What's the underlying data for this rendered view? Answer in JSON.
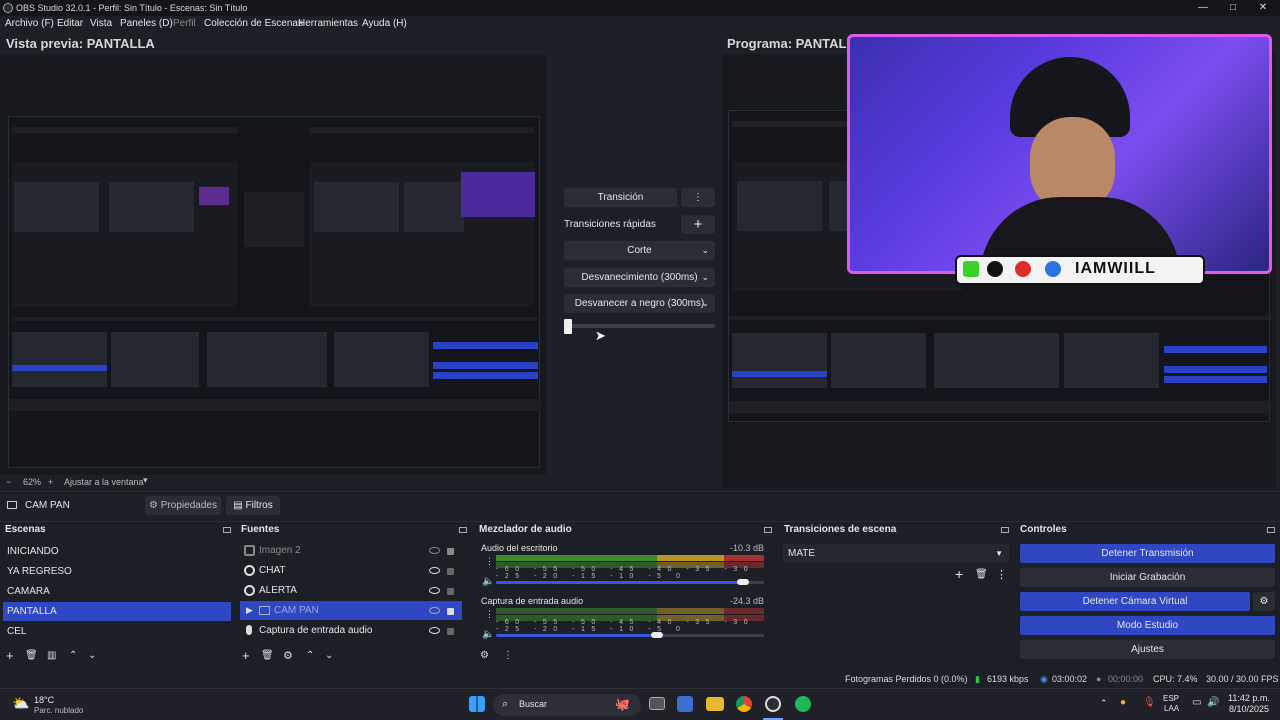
{
  "window": {
    "title": "OBS Studio 32.0.1 - Perfil: Sin Título - Escenas: Sin Título",
    "min": "—",
    "max": "□",
    "close": "✕"
  },
  "menu": [
    "Archivo (F)",
    "Editar",
    "Vista",
    "Paneles (D)",
    "Perfil",
    "Colección de Escenas",
    "Herramientas",
    "Ayuda (H)"
  ],
  "preview": {
    "label": "Vista previa: PANTALLA",
    "zoom": "62%",
    "fit": "Ajustar a la ventana",
    "zoom_minus": "−",
    "zoom_plus": "+"
  },
  "program": {
    "label": "Programa: PANTALLA"
  },
  "overlay": {
    "handle": "IAMWIILL"
  },
  "transition_panel": {
    "transition_button": "Transición",
    "quick_label": "Transiciones rápidas",
    "options": [
      "Corte",
      "Desvanecimiento (300ms)",
      "Desvanecer a negro (300ms)"
    ]
  },
  "source_bar": {
    "source_name": "CAM PAN",
    "properties": "Propiedades",
    "filters": "Filtros"
  },
  "scenes": {
    "title": "Escenas",
    "items": [
      "INICIANDO",
      "YA REGRESO",
      "CAMARA",
      "PANTALLA",
      "CEL"
    ],
    "selected": 3
  },
  "sources": {
    "title": "Fuentes",
    "items": [
      {
        "name": "Imagen 2",
        "hidden": true
      },
      {
        "name": "CHAT",
        "hidden": false
      },
      {
        "name": "ALERTA",
        "hidden": false
      },
      {
        "name": "CAM PAN",
        "hidden": true,
        "selected": true
      },
      {
        "name": "Captura de entrada audio",
        "hidden": false
      }
    ]
  },
  "mixer": {
    "title": "Mezclador de audio",
    "channels": [
      {
        "name": "Audio del escritorio",
        "db": "-10.3 dB",
        "volume": 0.92
      },
      {
        "name": "Captura de entrada audio",
        "db": "-24.3 dB",
        "volume": 0.6
      }
    ],
    "scale": [
      "-60",
      "-55",
      "-50",
      "-45",
      "-40",
      "-35",
      "-30",
      "-25",
      "-20",
      "-15",
      "-10",
      "-5",
      "0"
    ]
  },
  "transitions": {
    "title": "Transiciones de escena",
    "selected": "MATE"
  },
  "controls": {
    "title": "Controles",
    "buttons": [
      "Detener Transmisión",
      "Iniciar Grabación",
      "Detener Cámara Virtual",
      "Modo Estudio",
      "Ajustes"
    ]
  },
  "status": {
    "dropped": "Fotogramas Perdidos 0 (0.0%)",
    "bitrate": "6193 kbps",
    "stream_time": "03:00:02",
    "rec_time": "00:00:00",
    "cpu": "CPU: 7.4%",
    "fps": "30.00 / 30.00 FPS"
  },
  "taskbar": {
    "temp": "18°C",
    "weather": "Parc. nublado",
    "search": "Buscar",
    "lang1": "ESP",
    "lang2": "LAA",
    "time": "11:42 p.m.",
    "date": "8/10/2025"
  },
  "colors": {
    "accent": "#2f47c3",
    "bg": "#1d1f26",
    "panel": "#2b2d35"
  }
}
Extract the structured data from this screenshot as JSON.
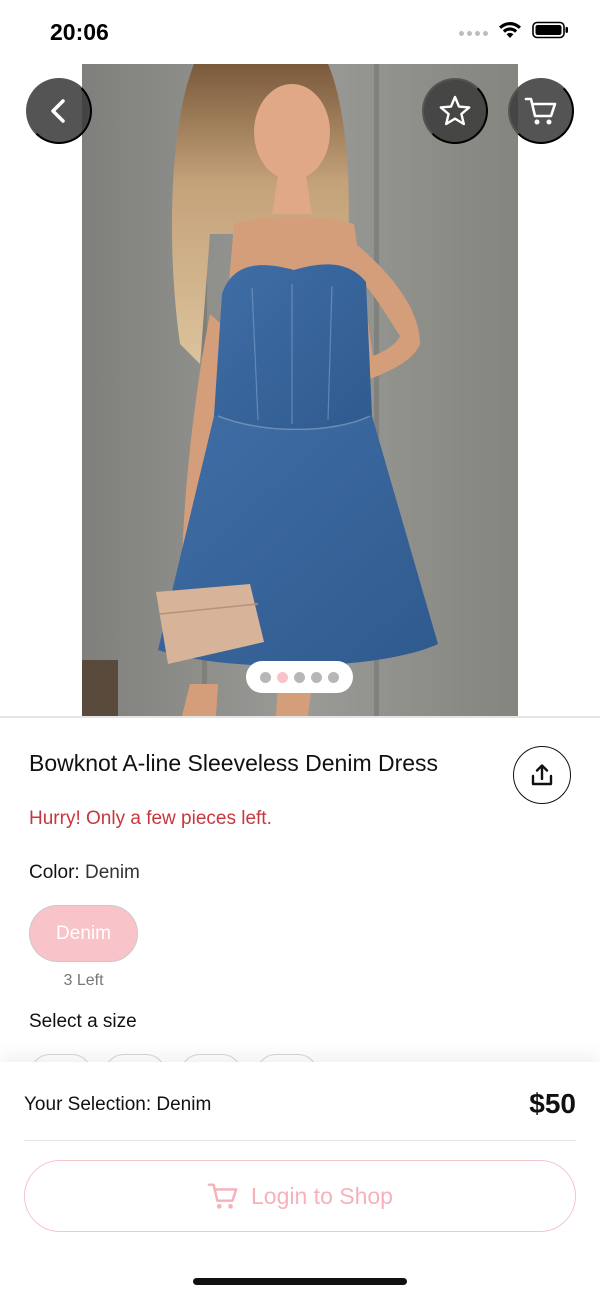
{
  "status_bar": {
    "time": "20:06"
  },
  "product": {
    "title": "Bowknot A-line Sleeveless Denim Dress",
    "stock_alert": "Hurry! Only a few pieces left.",
    "color_label": "Color:",
    "color_value": "Denim",
    "swatch_label": "Denim",
    "swatch_stock": "3 Left",
    "size_label": "Select a size",
    "image_count": 5,
    "active_image_index": 1
  },
  "colors": {
    "accent_pink": "#f8c3c9",
    "alert_red": "#c9363d",
    "overlay_button": "#3c3c3c"
  },
  "icons": {
    "back": "chevron-left-icon",
    "favorite": "star-icon",
    "cart": "cart-icon",
    "share": "share-icon"
  },
  "checkout": {
    "selection_label": "Your Selection:",
    "selection_value": "Denim",
    "price": "$50",
    "login_button": "Login to Shop"
  }
}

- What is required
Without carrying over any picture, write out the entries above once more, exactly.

- Task result
What's the underlying data for this rendered view? Answer in JSON.
{
  "window": {
    "title": "OBS Studio 32.0.1 - Perfil: Sin Título - Escenas: Sin Título",
    "min": "—",
    "max": "□",
    "close": "✕"
  },
  "menu": [
    "Archivo (F)",
    "Editar",
    "Vista",
    "Paneles (D)",
    "Perfil",
    "Colección de Escenas",
    "Herramientas",
    "Ayuda (H)"
  ],
  "preview": {
    "label": "Vista previa: PANTALLA",
    "zoom": "62%",
    "fit": "Ajustar a la ventana",
    "zoom_minus": "−",
    "zoom_plus": "+"
  },
  "program": {
    "label": "Programa: PANTALLA"
  },
  "overlay": {
    "handle": "IAMWIILL"
  },
  "transition_panel": {
    "transition_button": "Transición",
    "quick_label": "Transiciones rápidas",
    "options": [
      "Corte",
      "Desvanecimiento (300ms)",
      "Desvanecer a negro (300ms)"
    ]
  },
  "source_bar": {
    "source_name": "CAM PAN",
    "properties": "Propiedades",
    "filters": "Filtros"
  },
  "scenes": {
    "title": "Escenas",
    "items": [
      "INICIANDO",
      "YA REGRESO",
      "CAMARA",
      "PANTALLA",
      "CEL"
    ],
    "selected": 3
  },
  "sources": {
    "title": "Fuentes",
    "items": [
      {
        "name": "Imagen 2",
        "hidden": true
      },
      {
        "name": "CHAT",
        "hidden": false
      },
      {
        "name": "ALERTA",
        "hidden": false
      },
      {
        "name": "CAM PAN",
        "hidden": true,
        "selected": true
      },
      {
        "name": "Captura de entrada audio",
        "hidden": false
      }
    ]
  },
  "mixer": {
    "title": "Mezclador de audio",
    "channels": [
      {
        "name": "Audio del escritorio",
        "db": "-10.3 dB",
        "volume": 0.92
      },
      {
        "name": "Captura de entrada audio",
        "db": "-24.3 dB",
        "volume": 0.6
      }
    ],
    "scale": [
      "-60",
      "-55",
      "-50",
      "-45",
      "-40",
      "-35",
      "-30",
      "-25",
      "-20",
      "-15",
      "-10",
      "-5",
      "0"
    ]
  },
  "transitions": {
    "title": "Transiciones de escena",
    "selected": "MATE"
  },
  "controls": {
    "title": "Controles",
    "buttons": [
      "Detener Transmisión",
      "Iniciar Grabación",
      "Detener Cámara Virtual",
      "Modo Estudio",
      "Ajustes"
    ]
  },
  "status": {
    "dropped": "Fotogramas Perdidos 0 (0.0%)",
    "bitrate": "6193 kbps",
    "stream_time": "03:00:02",
    "rec_time": "00:00:00",
    "cpu": "CPU: 7.4%",
    "fps": "30.00 / 30.00 FPS"
  },
  "taskbar": {
    "temp": "18°C",
    "weather": "Parc. nublado",
    "search": "Buscar",
    "lang1": "ESP",
    "lang2": "LAA",
    "time": "11:42 p.m.",
    "date": "8/10/2025"
  },
  "colors": {
    "accent": "#2f47c3",
    "bg": "#1d1f26",
    "panel": "#2b2d35"
  }
}
Extract the structured data from this screenshot as JSON.
{
  "status_bar": {
    "time": "20:06"
  },
  "product": {
    "title": "Bowknot A-line Sleeveless Denim Dress",
    "stock_alert": "Hurry! Only a few pieces left.",
    "color_label": "Color:",
    "color_value": "Denim",
    "swatch_label": "Denim",
    "swatch_stock": "3 Left",
    "size_label": "Select a size",
    "image_count": 5,
    "active_image_index": 1
  },
  "colors": {
    "accent_pink": "#f8c3c9",
    "alert_red": "#c9363d",
    "overlay_button": "#3c3c3c"
  },
  "icons": {
    "back": "chevron-left-icon",
    "favorite": "star-icon",
    "cart": "cart-icon",
    "share": "share-icon"
  },
  "checkout": {
    "selection_label": "Your Selection:",
    "selection_value": "Denim",
    "price": "$50",
    "login_button": "Login to Shop"
  }
}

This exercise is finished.